## WHAT NEEDS TO BE DONE:
From the records below, pull each line that has "National".

--- DATA SUPPLIED Enclosed Below ---

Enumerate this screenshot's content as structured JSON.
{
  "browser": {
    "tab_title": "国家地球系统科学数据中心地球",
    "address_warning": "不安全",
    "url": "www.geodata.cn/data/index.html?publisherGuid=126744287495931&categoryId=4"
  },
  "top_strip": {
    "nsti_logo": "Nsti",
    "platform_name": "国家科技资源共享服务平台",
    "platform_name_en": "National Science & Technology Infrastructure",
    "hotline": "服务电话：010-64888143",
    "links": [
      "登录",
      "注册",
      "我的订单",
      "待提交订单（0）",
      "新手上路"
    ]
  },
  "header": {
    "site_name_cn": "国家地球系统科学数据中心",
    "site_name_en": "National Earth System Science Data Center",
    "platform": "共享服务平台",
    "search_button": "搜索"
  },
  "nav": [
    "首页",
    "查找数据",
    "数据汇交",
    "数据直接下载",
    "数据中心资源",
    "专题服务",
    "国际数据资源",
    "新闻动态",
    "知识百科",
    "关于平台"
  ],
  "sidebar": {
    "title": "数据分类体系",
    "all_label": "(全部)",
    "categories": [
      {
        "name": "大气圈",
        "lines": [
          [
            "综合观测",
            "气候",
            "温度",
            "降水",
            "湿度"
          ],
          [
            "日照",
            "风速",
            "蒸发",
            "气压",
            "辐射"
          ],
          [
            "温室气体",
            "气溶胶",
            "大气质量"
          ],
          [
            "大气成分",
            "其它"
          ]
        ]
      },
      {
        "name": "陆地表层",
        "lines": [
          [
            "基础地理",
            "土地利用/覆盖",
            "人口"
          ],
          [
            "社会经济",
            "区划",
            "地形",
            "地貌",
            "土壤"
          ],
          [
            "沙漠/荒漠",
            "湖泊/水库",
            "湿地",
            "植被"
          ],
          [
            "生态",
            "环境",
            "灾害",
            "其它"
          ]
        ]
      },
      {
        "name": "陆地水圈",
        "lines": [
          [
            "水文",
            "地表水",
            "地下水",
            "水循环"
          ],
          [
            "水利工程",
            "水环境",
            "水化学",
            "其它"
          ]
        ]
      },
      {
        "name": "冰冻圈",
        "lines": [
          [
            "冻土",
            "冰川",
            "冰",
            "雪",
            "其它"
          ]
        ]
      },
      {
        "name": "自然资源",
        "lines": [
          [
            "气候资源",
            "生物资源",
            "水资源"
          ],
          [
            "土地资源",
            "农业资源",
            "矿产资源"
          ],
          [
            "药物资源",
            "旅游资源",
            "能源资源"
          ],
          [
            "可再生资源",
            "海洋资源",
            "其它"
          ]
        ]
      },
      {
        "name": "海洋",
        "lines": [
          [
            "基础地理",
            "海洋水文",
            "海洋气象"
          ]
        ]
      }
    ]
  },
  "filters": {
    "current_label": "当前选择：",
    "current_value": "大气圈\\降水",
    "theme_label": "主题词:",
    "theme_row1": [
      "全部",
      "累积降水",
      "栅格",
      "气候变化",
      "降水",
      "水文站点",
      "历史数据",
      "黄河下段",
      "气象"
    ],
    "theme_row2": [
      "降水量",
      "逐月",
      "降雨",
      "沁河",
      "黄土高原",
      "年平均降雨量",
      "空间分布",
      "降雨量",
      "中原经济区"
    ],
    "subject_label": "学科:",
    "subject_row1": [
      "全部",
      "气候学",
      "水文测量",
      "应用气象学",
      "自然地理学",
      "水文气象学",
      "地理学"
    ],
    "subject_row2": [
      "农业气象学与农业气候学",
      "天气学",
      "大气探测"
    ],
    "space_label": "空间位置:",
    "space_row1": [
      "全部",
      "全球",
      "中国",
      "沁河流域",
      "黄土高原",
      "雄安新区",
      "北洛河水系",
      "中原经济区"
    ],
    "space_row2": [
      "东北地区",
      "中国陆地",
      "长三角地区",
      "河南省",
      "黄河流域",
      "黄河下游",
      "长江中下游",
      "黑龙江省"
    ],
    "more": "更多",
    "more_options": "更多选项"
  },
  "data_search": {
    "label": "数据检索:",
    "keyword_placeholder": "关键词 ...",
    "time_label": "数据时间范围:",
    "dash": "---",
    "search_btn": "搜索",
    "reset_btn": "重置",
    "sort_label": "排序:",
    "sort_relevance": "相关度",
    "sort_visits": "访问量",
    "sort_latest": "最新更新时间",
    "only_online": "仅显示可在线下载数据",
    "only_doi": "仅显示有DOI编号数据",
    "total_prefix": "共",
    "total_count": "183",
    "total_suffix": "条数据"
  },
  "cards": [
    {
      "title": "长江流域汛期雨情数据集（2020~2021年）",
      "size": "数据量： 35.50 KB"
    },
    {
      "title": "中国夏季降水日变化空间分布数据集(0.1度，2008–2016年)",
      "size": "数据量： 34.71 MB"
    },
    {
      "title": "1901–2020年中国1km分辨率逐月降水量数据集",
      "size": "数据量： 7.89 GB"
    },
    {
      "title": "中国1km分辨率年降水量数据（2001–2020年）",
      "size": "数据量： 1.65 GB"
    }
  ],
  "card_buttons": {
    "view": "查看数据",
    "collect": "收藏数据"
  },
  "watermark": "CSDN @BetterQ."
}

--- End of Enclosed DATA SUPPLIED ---

## WRITTEN SOLUTION:
    "platform_name_en": "National Science & Technology Infrastructure",
    "site_name_en": "National Earth System Science Data Center",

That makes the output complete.